Whilst not primarily a chest disease, Osler Weber Rendu (Otherwise known as Hereditary hemorrhagic telangiectasia) is a rare genetic condition of the arteries that may manifest anywhere in the body. In this disorder, the switch that controls blood-vessel growth cannot spontaneously turn off. Abnormal clusters and knots of vessels form. People with this condition often have small blood vessel malformations that cause red or purple spots on the lips or tongue. These are telangiectasia, sometimes known as birthmarks, and are commonly seen in other conditions.
The walls of the abnormal vessels are thin, weak, and fragile, and easily bleed after minor trauma. Internal blood-pressure may make them blow up like a small balloon called an aneurysm.
Millions of fine capillaries in normal lungs act to filter out any blood clots that may arise in the body. In OWR abnormal connections can also occur between arteries and veins that allow blood to shunt from one to the other. In this way, blood clots normally filtered in the lungs may cross over into the arterial system. Blood-flow then sweeps them along to lodge elsewhere in the body, including the brain where they block an artery causing a stroke.
The chest X-ray in this image comes from a person with this condition. I have retained quite a lot of the original X-ray in the picture and the complex blood vessels remain visible. People may carry the gene for the condition and never express it, and so it is impossible to know who carries this.
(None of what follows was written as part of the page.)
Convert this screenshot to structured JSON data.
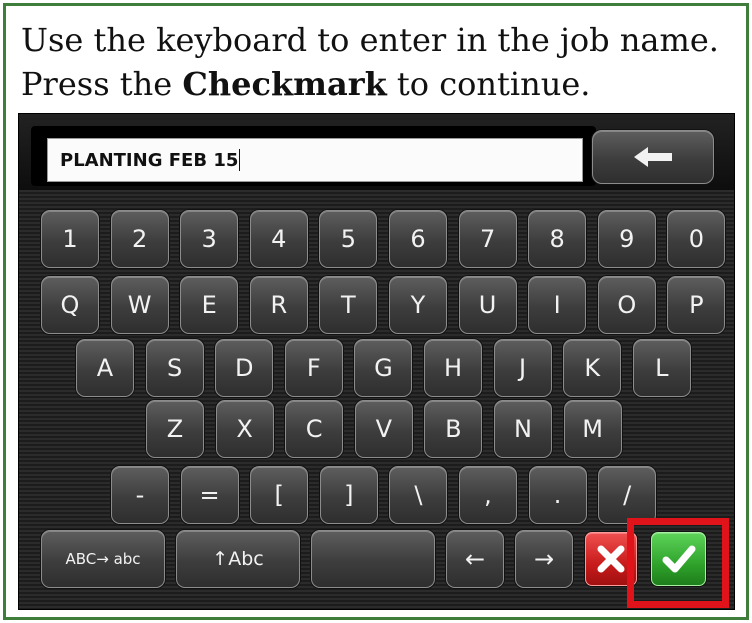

I have therefore included several people in a crowd to represent the random nature of genetic conditions generally, and in the background complex pipework in a factory with valves and dials represent the arteries and veins of the body.